== INFORMATION GIVEN ==
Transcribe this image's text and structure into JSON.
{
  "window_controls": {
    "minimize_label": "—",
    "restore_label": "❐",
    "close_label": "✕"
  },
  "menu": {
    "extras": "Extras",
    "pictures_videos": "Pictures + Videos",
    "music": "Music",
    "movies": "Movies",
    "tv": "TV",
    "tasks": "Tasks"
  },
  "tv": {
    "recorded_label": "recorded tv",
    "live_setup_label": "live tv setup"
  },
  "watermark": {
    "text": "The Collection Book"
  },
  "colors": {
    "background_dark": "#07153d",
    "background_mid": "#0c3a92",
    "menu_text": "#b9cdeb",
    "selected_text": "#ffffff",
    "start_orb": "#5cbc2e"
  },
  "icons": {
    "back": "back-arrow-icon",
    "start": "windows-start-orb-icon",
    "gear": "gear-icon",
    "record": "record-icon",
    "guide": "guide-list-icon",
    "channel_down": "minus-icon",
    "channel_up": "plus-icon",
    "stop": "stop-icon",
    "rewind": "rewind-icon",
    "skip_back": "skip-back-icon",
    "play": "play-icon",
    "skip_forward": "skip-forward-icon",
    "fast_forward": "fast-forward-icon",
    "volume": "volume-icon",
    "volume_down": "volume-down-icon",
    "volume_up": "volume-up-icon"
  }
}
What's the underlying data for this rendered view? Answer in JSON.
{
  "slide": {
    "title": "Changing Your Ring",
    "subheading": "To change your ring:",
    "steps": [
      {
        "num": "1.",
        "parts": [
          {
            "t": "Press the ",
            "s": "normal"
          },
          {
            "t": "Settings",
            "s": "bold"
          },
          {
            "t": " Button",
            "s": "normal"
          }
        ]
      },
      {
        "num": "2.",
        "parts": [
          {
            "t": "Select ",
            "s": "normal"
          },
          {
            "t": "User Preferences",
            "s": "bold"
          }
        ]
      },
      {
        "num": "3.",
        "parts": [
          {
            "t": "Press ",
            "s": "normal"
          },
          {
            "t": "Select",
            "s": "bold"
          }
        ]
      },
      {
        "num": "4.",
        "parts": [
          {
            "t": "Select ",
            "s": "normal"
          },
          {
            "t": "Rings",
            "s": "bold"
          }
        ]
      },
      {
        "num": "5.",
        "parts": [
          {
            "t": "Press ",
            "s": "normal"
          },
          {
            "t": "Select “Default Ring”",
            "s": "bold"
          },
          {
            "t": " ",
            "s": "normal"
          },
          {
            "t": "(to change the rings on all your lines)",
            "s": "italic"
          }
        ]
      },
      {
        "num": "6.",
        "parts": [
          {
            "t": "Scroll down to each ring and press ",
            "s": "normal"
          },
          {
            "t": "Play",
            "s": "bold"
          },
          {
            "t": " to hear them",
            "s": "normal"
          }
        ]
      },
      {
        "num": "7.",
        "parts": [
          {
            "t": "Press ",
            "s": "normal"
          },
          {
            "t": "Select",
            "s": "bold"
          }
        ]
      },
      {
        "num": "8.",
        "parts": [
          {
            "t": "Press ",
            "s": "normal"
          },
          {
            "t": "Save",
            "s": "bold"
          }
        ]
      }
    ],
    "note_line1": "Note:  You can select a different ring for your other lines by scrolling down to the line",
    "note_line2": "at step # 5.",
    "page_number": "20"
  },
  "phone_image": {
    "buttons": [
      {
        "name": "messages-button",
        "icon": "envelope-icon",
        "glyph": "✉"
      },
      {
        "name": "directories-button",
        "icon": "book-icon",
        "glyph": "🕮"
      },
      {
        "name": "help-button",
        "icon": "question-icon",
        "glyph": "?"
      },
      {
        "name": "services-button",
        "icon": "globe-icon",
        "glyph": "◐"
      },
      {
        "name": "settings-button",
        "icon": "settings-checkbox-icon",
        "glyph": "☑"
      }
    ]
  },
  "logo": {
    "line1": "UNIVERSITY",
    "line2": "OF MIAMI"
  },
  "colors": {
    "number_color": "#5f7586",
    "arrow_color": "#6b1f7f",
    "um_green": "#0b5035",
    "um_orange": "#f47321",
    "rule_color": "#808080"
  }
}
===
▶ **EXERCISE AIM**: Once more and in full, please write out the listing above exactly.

▶ **RESULT BELOW**:
Transcribe this image's text and structure into JSON.
{
  "window_controls": {
    "minimize_label": "—",
    "restore_label": "❐",
    "close_label": "✕"
  },
  "menu": {
    "extras": "Extras",
    "pictures_videos": "Pictures + Videos",
    "music": "Music",
    "movies": "Movies",
    "tv": "TV",
    "tasks": "Tasks"
  },
  "tv": {
    "recorded_label": "recorded tv",
    "live_setup_label": "live tv setup"
  },
  "watermark": {
    "text": "The Collection Book"
  },
  "colors": {
    "background_dark": "#07153d",
    "background_mid": "#0c3a92",
    "menu_text": "#b9cdeb",
    "selected_text": "#ffffff",
    "start_orb": "#5cbc2e"
  },
  "icons": {
    "back": "back-arrow-icon",
    "start": "windows-start-orb-icon",
    "gear": "gear-icon",
    "record": "record-icon",
    "guide": "guide-list-icon",
    "channel_down": "minus-icon",
    "channel_up": "plus-icon",
    "stop": "stop-icon",
    "rewind": "rewind-icon",
    "skip_back": "skip-back-icon",
    "play": "play-icon",
    "skip_forward": "skip-forward-icon",
    "fast_forward": "fast-forward-icon",
    "volume": "volume-icon",
    "volume_down": "volume-down-icon",
    "volume_up": "volume-up-icon"
  }
}
What's the underlying data for this rendered view? Answer in JSON.
{
  "slide": {
    "title": "Changing Your Ring",
    "subheading": "To change your ring:",
    "steps": [
      {
        "num": "1.",
        "parts": [
          {
            "t": "Press the ",
            "s": "normal"
          },
          {
            "t": "Settings",
            "s": "bold"
          },
          {
            "t": " Button",
            "s": "normal"
          }
        ]
      },
      {
        "num": "2.",
        "parts": [
          {
            "t": "Select ",
            "s": "normal"
          },
          {
            "t": "User Preferences",
            "s": "bold"
          }
        ]
      },
      {
        "num": "3.",
        "parts": [
          {
            "t": "Press ",
            "s": "normal"
          },
          {
            "t": "Select",
            "s": "bold"
          }
        ]
      },
      {
        "num": "4.",
        "parts": [
          {
            "t": "Select ",
            "s": "normal"
          },
          {
            "t": "Rings",
            "s": "bold"
          }
        ]
      },
      {
        "num": "5.",
        "parts": [
          {
            "t": "Press ",
            "s": "normal"
          },
          {
            "t": "Select “Default Ring”",
            "s": "bold"
          },
          {
            "t": " ",
            "s": "normal"
          },
          {
            "t": "(to change the rings on all your lines)",
            "s": "italic"
          }
        ]
      },
      {
        "num": "6.",
        "parts": [
          {
            "t": "Scroll down to each ring and press ",
            "s": "normal"
          },
          {
            "t": "Play",
            "s": "bold"
          },
          {
            "t": " to hear them",
            "s": "normal"
          }
        ]
      },
      {
        "num": "7.",
        "parts": [
          {
            "t": "Press ",
            "s": "normal"
          },
          {
            "t": "Select",
            "s": "bold"
          }
        ]
      },
      {
        "num": "8.",
        "parts": [
          {
            "t": "Press ",
            "s": "normal"
          },
          {
            "t": "Save",
            "s": "bold"
          }
        ]
      }
    ],
    "note_line1": "Note:  You can select a different ring for your other lines by scrolling down to the line",
    "note_line2": "at step # 5.",
    "page_number": "20"
  },
  "phone_image": {
    "buttons": [
      {
        "name": "messages-button",
        "icon": "envelope-icon",
        "glyph": "✉"
      },
      {
        "name": "directories-button",
        "icon": "book-icon",
        "glyph": "🕮"
      },
      {
        "name": "help-button",
        "icon": "question-icon",
        "glyph": "?"
      },
      {
        "name": "services-button",
        "icon": "globe-icon",
        "glyph": "◐"
      },
      {
        "name": "settings-button",
        "icon": "settings-checkbox-icon",
        "glyph": "☑"
      }
    ]
  },
  "logo": {
    "line1": "UNIVERSITY",
    "line2": "OF MIAMI"
  },
  "colors": {
    "number_color": "#5f7586",
    "arrow_color": "#6b1f7f",
    "um_green": "#0b5035",
    "um_orange": "#f47321",
    "rule_color": "#808080"
  }
}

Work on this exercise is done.